Write out the records once more, exactly as given.

RECORDS SHOWN.
┄┄┄┄┄┄┄┄┄┄

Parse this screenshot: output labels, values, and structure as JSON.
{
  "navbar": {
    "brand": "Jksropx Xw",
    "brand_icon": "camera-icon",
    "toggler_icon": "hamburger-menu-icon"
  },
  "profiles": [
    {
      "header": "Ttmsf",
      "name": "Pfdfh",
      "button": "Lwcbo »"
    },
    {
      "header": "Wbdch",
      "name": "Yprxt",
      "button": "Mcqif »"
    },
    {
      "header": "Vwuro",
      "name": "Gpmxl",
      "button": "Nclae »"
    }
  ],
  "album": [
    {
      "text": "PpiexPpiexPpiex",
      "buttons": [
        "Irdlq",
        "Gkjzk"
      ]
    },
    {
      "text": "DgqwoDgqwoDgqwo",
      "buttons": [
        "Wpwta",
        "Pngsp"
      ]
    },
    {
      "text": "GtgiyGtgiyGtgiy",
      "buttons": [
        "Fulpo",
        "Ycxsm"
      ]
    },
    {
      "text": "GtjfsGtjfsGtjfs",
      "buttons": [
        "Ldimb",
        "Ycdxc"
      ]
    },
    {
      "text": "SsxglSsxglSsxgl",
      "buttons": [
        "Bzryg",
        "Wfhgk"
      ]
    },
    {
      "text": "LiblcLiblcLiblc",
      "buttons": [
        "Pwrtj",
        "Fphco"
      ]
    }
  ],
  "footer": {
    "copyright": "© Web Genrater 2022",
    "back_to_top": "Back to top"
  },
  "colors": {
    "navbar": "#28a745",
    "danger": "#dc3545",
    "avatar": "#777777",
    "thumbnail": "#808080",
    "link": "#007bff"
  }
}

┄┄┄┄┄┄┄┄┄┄

YOUR SOLUTION.
Parse this screenshot: output labels, values, and structure as JSON.
{
  "navbar": {
    "brand": "Jksropx Xw",
    "brand_icon": "camera-icon",
    "toggler_icon": "hamburger-menu-icon"
  },
  "profiles": [
    {
      "header": "Ttmsf",
      "name": "Pfdfh",
      "button": "Lwcbo »"
    },
    {
      "header": "Wbdch",
      "name": "Yprxt",
      "button": "Mcqif »"
    },
    {
      "header": "Vwuro",
      "name": "Gpmxl",
      "button": "Nclae »"
    }
  ],
  "album": [
    {
      "text": "PpiexPpiexPpiex",
      "buttons": [
        "Irdlq",
        "Gkjzk"
      ]
    },
    {
      "text": "DgqwoDgqwoDgqwo",
      "buttons": [
        "Wpwta",
        "Pngsp"
      ]
    },
    {
      "text": "GtgiyGtgiyGtgiy",
      "buttons": [
        "Fulpo",
        "Ycxsm"
      ]
    },
    {
      "text": "GtjfsGtjfsGtjfs",
      "buttons": [
        "Ldimb",
        "Ycdxc"
      ]
    },
    {
      "text": "SsxglSsxglSsxgl",
      "buttons": [
        "Bzryg",
        "Wfhgk"
      ]
    },
    {
      "text": "LiblcLiblcLiblc",
      "buttons": [
        "Pwrtj",
        "Fphco"
      ]
    }
  ],
  "footer": {
    "copyright": "© Web Genrater 2022",
    "back_to_top": "Back to top"
  },
  "colors": {
    "navbar": "#28a745",
    "danger": "#dc3545",
    "avatar": "#777777",
    "thumbnail": "#808080",
    "link": "#007bff"
  }
}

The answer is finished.